In other words, the Home Rule Act describes a piece of legislation submitted for congressional review as an "act" that "take[s] effect" automatically if Congress does nothing and is "repealed" by a resolution of disapproval. That seems like pretty strong evidence that Chaffetz is wrong and Bowser et al. are right about the legal status of Initiative 71.

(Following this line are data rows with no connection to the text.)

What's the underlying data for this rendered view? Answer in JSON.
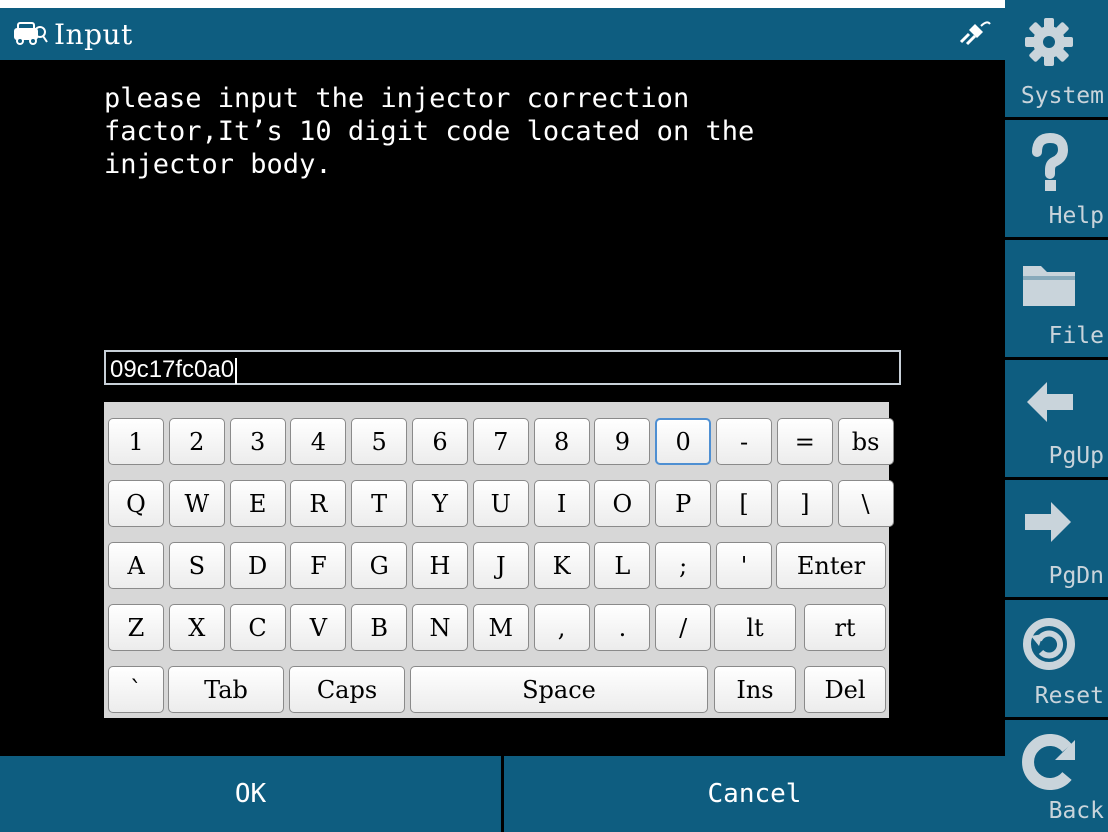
{
  "window": {
    "title": "Input",
    "car_icon": "car-icon",
    "connection_icon": "connection-icon"
  },
  "prompt": {
    "text": "please input the injector correction\nfactor,It’s 10 digit code located on the\ninjector body."
  },
  "input": {
    "value": "09c17fc0a0"
  },
  "keyboard": {
    "rows": [
      [
        "1",
        "2",
        "3",
        "4",
        "5",
        "6",
        "7",
        "8",
        "9",
        "0",
        "-",
        "=",
        "bs"
      ],
      [
        "Q",
        "W",
        "E",
        "R",
        "T",
        "Y",
        "U",
        "I",
        "O",
        "P",
        "[",
        "]",
        "\\"
      ],
      [
        "A",
        "S",
        "D",
        "F",
        "G",
        "H",
        "J",
        "K",
        "L",
        ";",
        "'",
        "Enter"
      ],
      [
        "Z",
        "X",
        "C",
        "V",
        "B",
        "N",
        "M",
        ",",
        ".",
        "/",
        "lt",
        "rt"
      ],
      [
        "`",
        "Tab",
        "Caps",
        "Space",
        "Ins",
        "Del"
      ]
    ],
    "selected_key": "0"
  },
  "buttons": {
    "ok": "OK",
    "cancel": "Cancel"
  },
  "sidebar": {
    "items": [
      {
        "label": "System",
        "icon": "gear-icon"
      },
      {
        "label": "Help",
        "icon": "question-icon"
      },
      {
        "label": "File",
        "icon": "folder-icon"
      },
      {
        "label": "PgUp",
        "icon": "arrow-left-icon"
      },
      {
        "label": "PgDn",
        "icon": "arrow-right-icon"
      },
      {
        "label": "Reset",
        "icon": "reset-icon"
      },
      {
        "label": "Back",
        "icon": "back-icon"
      }
    ]
  },
  "colors": {
    "bar": "#0e5d80",
    "key_face": "#ffffff",
    "key_selected_border": "#4e8fd2",
    "sidebar_label": "#c9d4db"
  }
}
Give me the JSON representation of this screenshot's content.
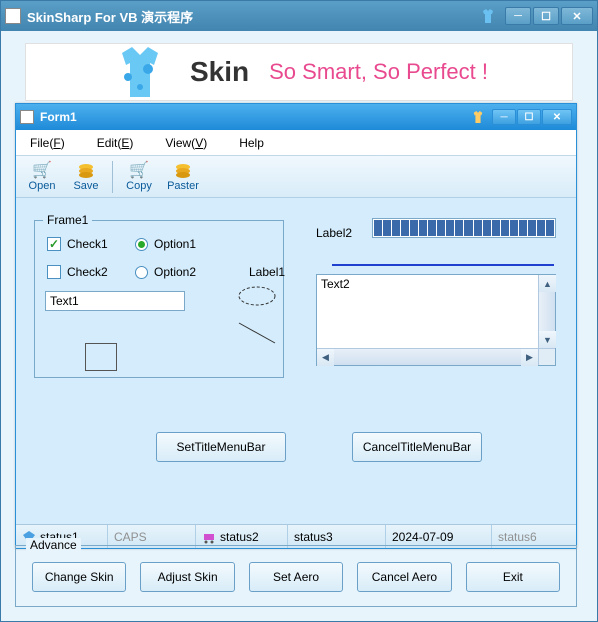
{
  "outer": {
    "title": "SkinSharp For VB 演示程序"
  },
  "banner": {
    "brand": "Skin",
    "slogan": "So Smart, So Perfect !"
  },
  "form": {
    "title": "Form1",
    "menu": {
      "file": "File(F)",
      "edit": "Edit(E)",
      "view": "View(V)",
      "help": "Help"
    },
    "toolbar": {
      "open": "Open",
      "save": "Save",
      "copy": "Copy",
      "paster": "Paster"
    },
    "frame1": {
      "legend": "Frame1",
      "check1": "Check1",
      "check1_checked": true,
      "check2": "Check2",
      "check2_checked": false,
      "option1": "Option1",
      "option1_checked": true,
      "option2": "Option2",
      "option2_checked": false,
      "text1": "Text1"
    },
    "label1": "Label1",
    "label2": "Label2",
    "text2": "Text2",
    "buttons": {
      "set_title": "SetTitleMenuBar",
      "cancel_title": "CancelTitleMenuBar"
    },
    "status": {
      "s1": "status1",
      "caps": "CAPS",
      "s2": "status2",
      "s3": "status3",
      "date": "2024-07-09",
      "s6": "status6"
    }
  },
  "advance": {
    "legend": "Advance",
    "change_skin": "Change Skin",
    "adjust_skin": "Adjust Skin",
    "set_aero": "Set Aero",
    "cancel_aero": "Cancel Aero",
    "exit": "Exit"
  }
}
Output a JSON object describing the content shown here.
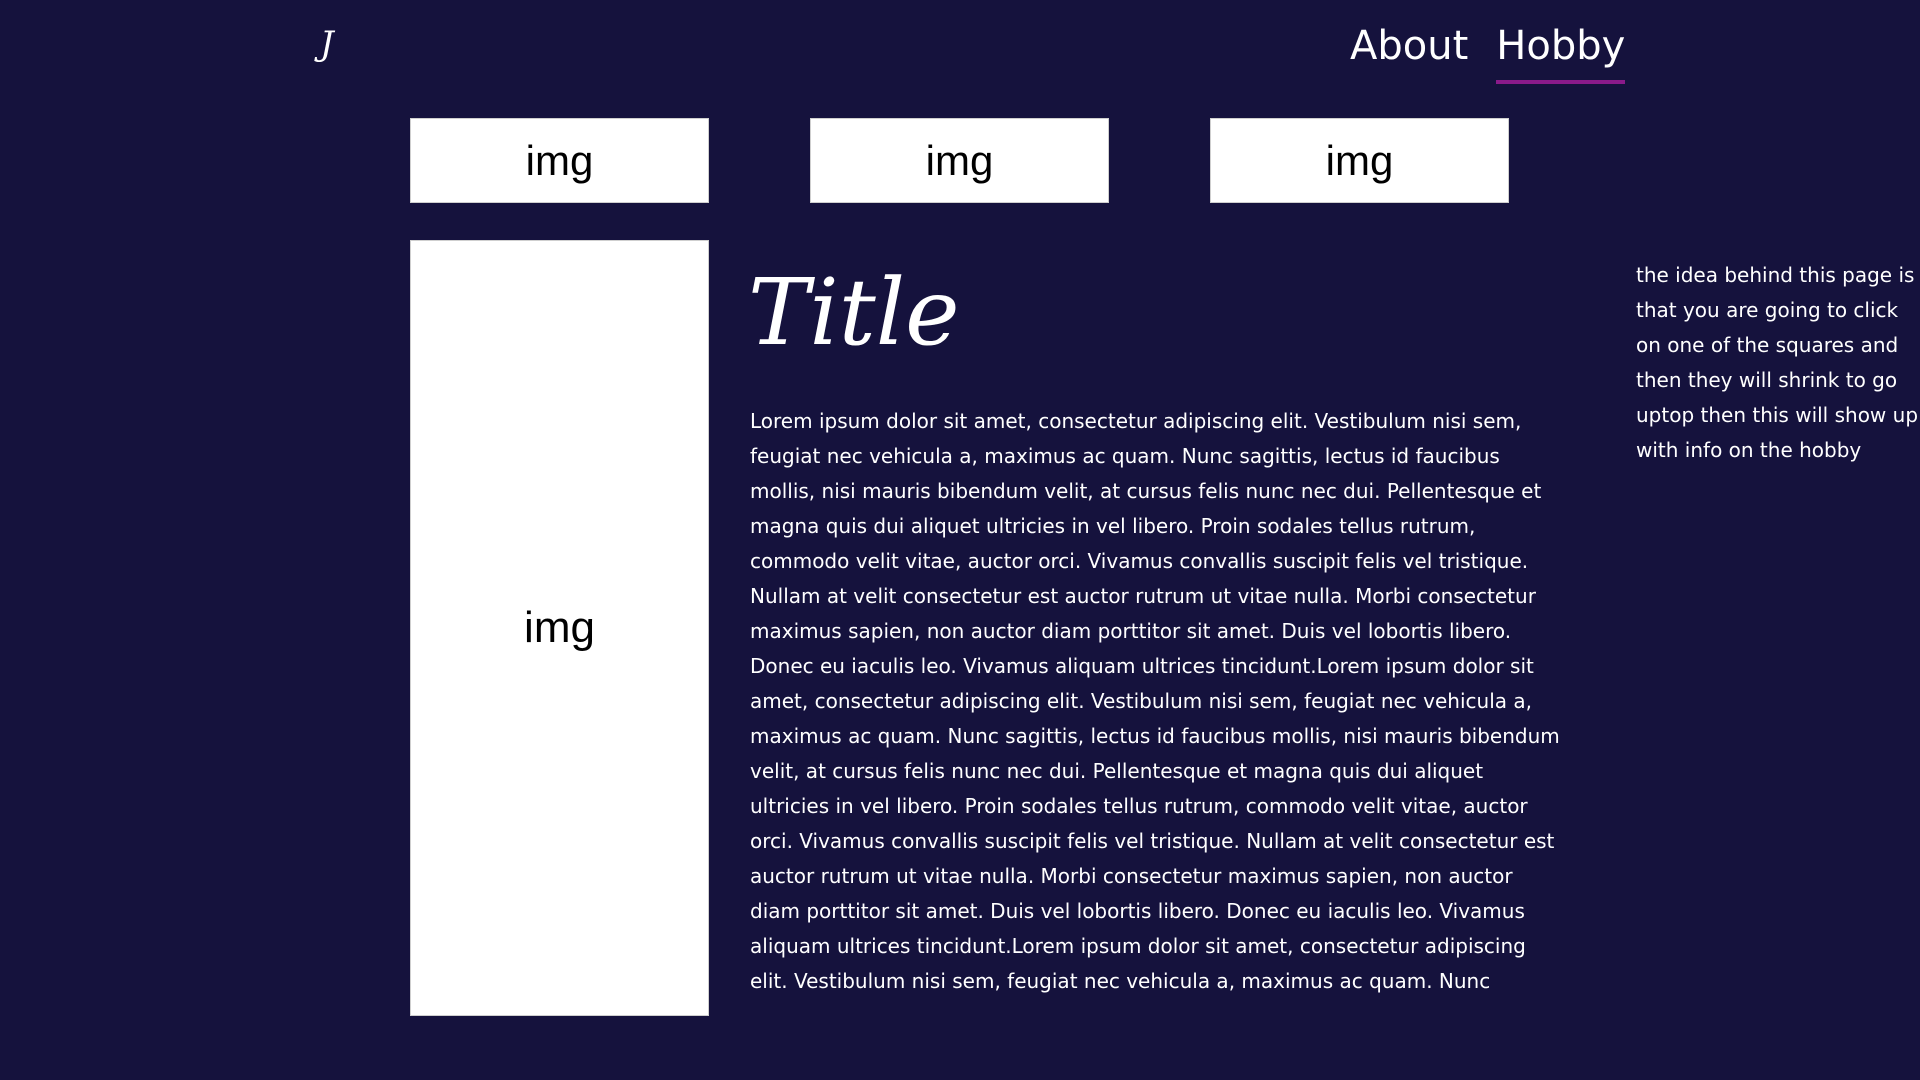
{
  "header": {
    "logo": "J",
    "nav": [
      {
        "label": "About",
        "active": false
      },
      {
        "label": "Hobby",
        "active": true
      }
    ],
    "active_underline_color": "#8a1a8a"
  },
  "thumbnails": [
    "img",
    "img",
    "img"
  ],
  "main": {
    "image_label": "img",
    "title": "Title",
    "body": "Lorem ipsum dolor sit amet, consectetur adipiscing elit. Vestibulum nisi sem, feugiat nec vehicula a, maximus ac quam. Nunc sagittis, lectus id faucibus mollis, nisi mauris bibendum velit, at cursus felis nunc nec dui. Pellentesque et magna quis dui aliquet ultricies in vel libero. Proin sodales tellus rutrum, commodo velit vitae, auctor orci. Vivamus convallis suscipit felis vel tristique. Nullam at velit consectetur est auctor rutrum ut vitae nulla. Morbi consectetur maximus sapien, non auctor diam porttitor sit amet. Duis vel lobortis libero. Donec eu iaculis leo. Vivamus aliquam ultrices tincidunt.Lorem ipsum dolor sit amet, consectetur adipiscing elit. Vestibulum nisi sem, feugiat nec vehicula a, maximus ac quam. Nunc sagittis, lectus id faucibus mollis, nisi mauris bibendum velit, at cursus felis nunc nec dui. Pellentesque et magna quis dui aliquet ultricies in vel libero. Proin sodales tellus rutrum, commodo velit vitae, auctor orci. Vivamus convallis suscipit felis vel tristique. Nullam at velit consectetur est auctor rutrum ut vitae nulla. Morbi consectetur maximus sapien, non auctor diam porttitor sit amet. Duis vel lobortis libero. Donec eu iaculis leo. Vivamus aliquam ultrices tincidunt.Lorem ipsum dolor sit amet, consectetur adipiscing elit. Vestibulum nisi sem, feugiat nec vehicula a, maximus ac quam. Nunc sagittis, lectus id faucibus mollis, nisi mauris"
  },
  "side_note": "the idea behind this page is that you are going to click on one of the squares and then they will shrink to go uptop then this will show up with info on the hobby",
  "colors": {
    "background": "#15123d",
    "text": "#ffffff",
    "card": "#ffffff"
  }
}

But according to Chaffetz, Mendelson, the D.C. Council chairman, violated the Harris amendment when he transmitted Initiative 71 to Congress on January 13, since that action was, in Chaffetz's view, necessary to enact the initiative and required some expenditure of local or federal money, if only the value of the time that Mendelson or his staff devoted to it. Chaffetz says Mendelson "likely" also violated the Anti-Deficiency Act, which authorizes criminal penalties, including fines up to $5,000 and up to two years in prison, for federal or D.C. officials who misuse money appropriated by Congress. Chaffetz amplified that point in an interview with The Washington Post, saying, "There are very severe consequences for violating this provision. You can go to prison for this. We're not playing a little game here."

In his letter, Chaffetz suggests that anyone involved in "the transmission of Initiative 71 to Congress and developing rules for law enforcement or the general public" broke the law (and therefore might go to prison). Even if you accept Chaffetz's debatable reading of the Home Rule Act, he seems to be casting too wide a net here, since "rules for law enforcement or the general public" would be part of implementing Initiative 71, which is not covered by the Harris rider. But since his main goal is intimidating D.C. officials into submission, he may not be troubled by such legal niceties. 

Update: D.C. officials do not seem intimidated. Anti-pot Republicans interviewed by the Post say they do not plan to challenge Initiative 71 in court and leave consideration of criminal charges to the Justice Department.